All of the records must be set down again word for word.

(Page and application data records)
┌────────
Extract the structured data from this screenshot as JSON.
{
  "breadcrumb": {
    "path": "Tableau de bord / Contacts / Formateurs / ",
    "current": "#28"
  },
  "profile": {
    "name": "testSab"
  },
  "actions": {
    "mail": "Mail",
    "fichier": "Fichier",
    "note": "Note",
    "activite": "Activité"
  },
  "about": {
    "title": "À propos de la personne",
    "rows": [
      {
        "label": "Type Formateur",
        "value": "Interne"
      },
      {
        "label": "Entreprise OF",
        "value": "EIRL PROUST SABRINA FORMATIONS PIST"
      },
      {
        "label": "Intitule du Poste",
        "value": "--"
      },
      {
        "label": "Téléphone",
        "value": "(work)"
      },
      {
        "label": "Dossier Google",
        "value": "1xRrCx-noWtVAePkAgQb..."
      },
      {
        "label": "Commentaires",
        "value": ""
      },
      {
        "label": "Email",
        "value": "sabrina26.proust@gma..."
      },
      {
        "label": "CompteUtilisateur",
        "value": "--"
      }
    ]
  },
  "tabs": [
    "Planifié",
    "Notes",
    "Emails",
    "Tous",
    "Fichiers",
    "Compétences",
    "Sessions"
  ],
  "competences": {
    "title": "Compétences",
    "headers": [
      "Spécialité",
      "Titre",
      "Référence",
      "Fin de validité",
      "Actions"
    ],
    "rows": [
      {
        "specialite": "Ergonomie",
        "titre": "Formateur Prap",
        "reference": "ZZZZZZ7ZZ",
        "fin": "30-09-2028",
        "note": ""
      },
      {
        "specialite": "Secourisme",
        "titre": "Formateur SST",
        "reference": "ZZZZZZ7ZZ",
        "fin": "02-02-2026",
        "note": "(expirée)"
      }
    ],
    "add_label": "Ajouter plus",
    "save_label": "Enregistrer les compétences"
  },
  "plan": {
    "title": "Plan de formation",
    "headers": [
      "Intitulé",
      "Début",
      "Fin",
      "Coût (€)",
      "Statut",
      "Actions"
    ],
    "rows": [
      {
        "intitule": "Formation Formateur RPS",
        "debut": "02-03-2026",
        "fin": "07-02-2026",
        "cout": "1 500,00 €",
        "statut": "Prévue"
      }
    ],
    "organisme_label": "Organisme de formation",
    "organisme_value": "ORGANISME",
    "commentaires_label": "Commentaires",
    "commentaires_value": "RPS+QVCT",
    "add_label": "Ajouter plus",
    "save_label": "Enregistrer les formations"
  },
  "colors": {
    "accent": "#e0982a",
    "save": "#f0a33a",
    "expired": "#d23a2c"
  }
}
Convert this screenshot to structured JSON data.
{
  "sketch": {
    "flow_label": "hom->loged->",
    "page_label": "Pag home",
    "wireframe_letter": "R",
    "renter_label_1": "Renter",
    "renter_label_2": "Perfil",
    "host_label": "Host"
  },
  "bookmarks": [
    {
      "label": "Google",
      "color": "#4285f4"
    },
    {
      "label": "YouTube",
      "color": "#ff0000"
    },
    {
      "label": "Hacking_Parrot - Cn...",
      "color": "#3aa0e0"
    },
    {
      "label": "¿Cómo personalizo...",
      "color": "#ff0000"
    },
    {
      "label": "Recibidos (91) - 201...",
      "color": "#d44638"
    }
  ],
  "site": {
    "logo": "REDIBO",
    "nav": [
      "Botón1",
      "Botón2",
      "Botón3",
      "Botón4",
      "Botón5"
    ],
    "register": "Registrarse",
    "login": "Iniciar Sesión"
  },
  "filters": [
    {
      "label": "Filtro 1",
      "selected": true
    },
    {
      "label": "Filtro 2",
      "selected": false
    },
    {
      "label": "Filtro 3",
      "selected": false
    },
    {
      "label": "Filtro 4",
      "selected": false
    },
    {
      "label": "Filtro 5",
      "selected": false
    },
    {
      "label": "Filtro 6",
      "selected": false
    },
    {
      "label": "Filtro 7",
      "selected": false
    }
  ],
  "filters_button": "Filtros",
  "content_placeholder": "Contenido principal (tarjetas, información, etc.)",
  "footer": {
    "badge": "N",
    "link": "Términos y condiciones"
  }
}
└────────
ANSWER SECTION:
Extract the structured data from this screenshot as JSON.
{
  "breadcrumb": {
    "path": "Tableau de bord / Contacts / Formateurs / ",
    "current": "#28"
  },
  "profile": {
    "name": "testSab"
  },
  "actions": {
    "mail": "Mail",
    "fichier": "Fichier",
    "note": "Note",
    "activite": "Activité"
  },
  "about": {
    "title": "À propos de la personne",
    "rows": [
      {
        "label": "Type Formateur",
        "value": "Interne"
      },
      {
        "label": "Entreprise OF",
        "value": "EIRL PROUST SABRINA FORMATIONS PIST"
      },
      {
        "label": "Intitule du Poste",
        "value": "--"
      },
      {
        "label": "Téléphone",
        "value": "(work)"
      },
      {
        "label": "Dossier Google",
        "value": "1xRrCx-noWtVAePkAgQb..."
      },
      {
        "label": "Commentaires",
        "value": ""
      },
      {
        "label": "Email",
        "value": "sabrina26.proust@gma..."
      },
      {
        "label": "CompteUtilisateur",
        "value": "--"
      }
    ]
  },
  "tabs": [
    "Planifié",
    "Notes",
    "Emails",
    "Tous",
    "Fichiers",
    "Compétences",
    "Sessions"
  ],
  "competences": {
    "title": "Compétences",
    "headers": [
      "Spécialité",
      "Titre",
      "Référence",
      "Fin de validité",
      "Actions"
    ],
    "rows": [
      {
        "specialite": "Ergonomie",
        "titre": "Formateur Prap",
        "reference": "ZZZZZZ7ZZ",
        "fin": "30-09-2028",
        "note": ""
      },
      {
        "specialite": "Secourisme",
        "titre": "Formateur SST",
        "reference": "ZZZZZZ7ZZ",
        "fin": "02-02-2026",
        "note": "(expirée)"
      }
    ],
    "add_label": "Ajouter plus",
    "save_label": "Enregistrer les compétences"
  },
  "plan": {
    "title": "Plan de formation",
    "headers": [
      "Intitulé",
      "Début",
      "Fin",
      "Coût (€)",
      "Statut",
      "Actions"
    ],
    "rows": [
      {
        "intitule": "Formation Formateur RPS",
        "debut": "02-03-2026",
        "fin": "07-02-2026",
        "cout": "1 500,00 €",
        "statut": "Prévue"
      }
    ],
    "organisme_label": "Organisme de formation",
    "organisme_value": "ORGANISME",
    "commentaires_label": "Commentaires",
    "commentaires_value": "RPS+QVCT",
    "add_label": "Ajouter plus",
    "save_label": "Enregistrer les formations"
  },
  "colors": {
    "accent": "#e0982a",
    "save": "#f0a33a",
    "expired": "#d23a2c"
  }
}
Convert this screenshot to structured JSON data.
{
  "sketch": {
    "flow_label": "hom->loged->",
    "page_label": "Pag home",
    "wireframe_letter": "R",
    "renter_label_1": "Renter",
    "renter_label_2": "Perfil",
    "host_label": "Host"
  },
  "bookmarks": [
    {
      "label": "Google",
      "color": "#4285f4"
    },
    {
      "label": "YouTube",
      "color": "#ff0000"
    },
    {
      "label": "Hacking_Parrot - Cn...",
      "color": "#3aa0e0"
    },
    {
      "label": "¿Cómo personalizo...",
      "color": "#ff0000"
    },
    {
      "label": "Recibidos (91) - 201...",
      "color": "#d44638"
    }
  ],
  "site": {
    "logo": "REDIBO",
    "nav": [
      "Botón1",
      "Botón2",
      "Botón3",
      "Botón4",
      "Botón5"
    ],
    "register": "Registrarse",
    "login": "Iniciar Sesión"
  },
  "filters": [
    {
      "label": "Filtro 1",
      "selected": true
    },
    {
      "label": "Filtro 2",
      "selected": false
    },
    {
      "label": "Filtro 3",
      "selected": false
    },
    {
      "label": "Filtro 4",
      "selected": false
    },
    {
      "label": "Filtro 5",
      "selected": false
    },
    {
      "label": "Filtro 6",
      "selected": false
    },
    {
      "label": "Filtro 7",
      "selected": false
    }
  ],
  "filters_button": "Filtros",
  "content_placeholder": "Contenido principal (tarjetas, información, etc.)",
  "footer": {
    "badge": "N",
    "link": "Términos y condiciones"
  }
}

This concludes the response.